For three weeks I stayed in Los Angeles. Lodging in the home of Carl and Linda Gordon and visiting UCLA to give a talk and work on a problem in lambda calculus17.
It was a happy time. My recent girlfriend Donna and her daughter Buffee had visited me for a long weekend. After having brought them to the airport, I went for a short ride in one of the many deserts that surround LA. Driving for a while I saw from the right a small cloud of dust approaching the path I drove on. Comming closer it turned out to be a running man. He gestured me to stop. Almost exhausted, he had run in order to be able to hold me: his car was broken down. We drove to the nearest garage, half an hour away, and he could get a four-wheel drive for towing his car. Being in a good spirits I returned to the place where I stayed. Work on the problem went well18.
Having got a taste for Zen I looked in the phonebook for a Zendo in LA. Found the `Los Angeles Zen Center'. It turned out to be one in the tradition of the Rinzai school. Sitting was done facing the center of the hall. A period lasted 25 minutes. Kinhin, the walking, was not done slowly. On the contrary, it was in the outside garden and in a fast marching tempo we walked vigorously. One morning session consisted not of two, but of three sitting periods. Together with the two walk rounds of 10 minutes the total practice lasted about the same time as the ones in Los Altos in the Soto tradition.

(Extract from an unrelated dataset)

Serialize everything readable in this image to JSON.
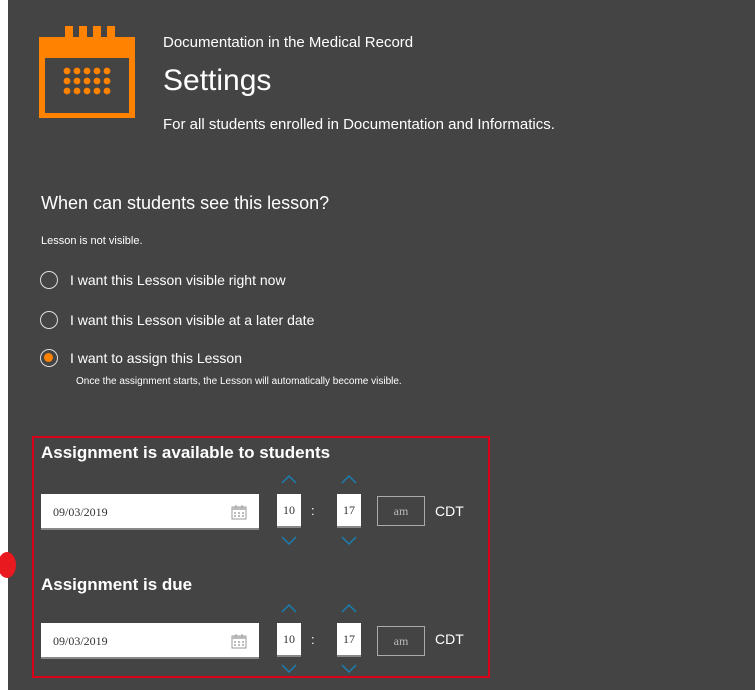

After the practice I read on a bulletin board that in coming evening there would be Sanzen. ``What is that?'', I asked a fellow student. ``Zazen is our sitting practice like this morning. During Sanzen we will get interviewed by the Master and get a koan to solve'', he answered. That sounded interesting. In fact, in spite of the half year Zen in the Bay Area, I had never heard the word Koan, so distinctly memorable from the lesson of Bloem and the writings of Suzuki. Yes, I wanted to go.
Returning home, it was still only 6:30 a.m., I had to ride 20 km to the part of the city where I was staying. Because of the time of the day this went smoothly. Arrived I could not resist writing an amateur haiku.
|Leaving the Zendo,|
|the freeways are convenient.|
|Rain over LA.|
A few days later in the evening time for Sanzen was there. We started the practice as usual with a sitting period. After a bell sounded we remained sitting. A woman got up as first and left the hall for a corridor on the side. Another student left in the same direction. And so on. After a while I felt it was my time to leave the meditation hall. The corridor was long and dimly lit. Most students were still in it, sitting one behind the other on their knees, bottom on heels style. We heard a small bell. The person in front got up and went into a room to the right. All others moved forward one place. The resulting suspense was like in the better thrillers: our expectation got aroused.
When I had finally reached the front of the waiting queue, a fellow behind me already had noticed that I was new to this all. ``When you enter the room of the Master,'' he whispered ``make three prostrations like this'' and showed me. The small bell rang again and I had to go.
Entering the room on the right, there ! was the Master, small, Japanese and in his sixties or seventies. He was actually not in that room, but in one further room having a large circular entrance from the place where I was. Remembering that I had to make these three bows, I only wondered whether to do them in room I stood, or in the room behind the circular opening. It was not hard to decide to do the first. Whether this was correct or not I did not know, but with his ``Art nouveau'' stick the Master made a few jerky cirkels indicating I had to come in his room proper.
His eyes were not unfriendly, but stern compared with those of Kobun. After observing me for a few seconds he asked: ``What are you doing in Los Angeles?'' ``Mathematics'', I answered. ``Are you student or teacher?'' he asked next. ``Teacher.'' Then he started to give a small lecture. About the number zero, about the Buddhist concepts of nothingness and no-mind. Then he came with the koan: ``How much equals one plus one.'' My guts telling me that it was better not to answer the obvious, I said: ``That depends on the number-system we are in.'' ``Do'nt say that. Give me an answer!'' he objected. Then I ventured ``One plus one equals zero.'' ``That is correct!'' he exclaimed. ``I will give you a second koan. How does one drive a car with no-mind?'' I knew the answer, so I thought and the following words came in my mind. ``While driving with no-mind, one starts viewing the car as an extension of our body. It is the body that accelerates or slows down. Everything flows so naturally that it is done with no-mind'' and I started to convey this. The Master started to listen carefully, but after two seconds he rang the small bell. It was the sign that the next student could come in and that my answer was not correct.
Driving home at 9:30 p.m. the LA traffic conditions were totally different from those during the very early morning. Not driving with no-mind I was pondering over the Sanzen session. It made me drive slowly. Irritated by this someone behind me used his claxon. Then I suddenly knew the answer to the second koan19.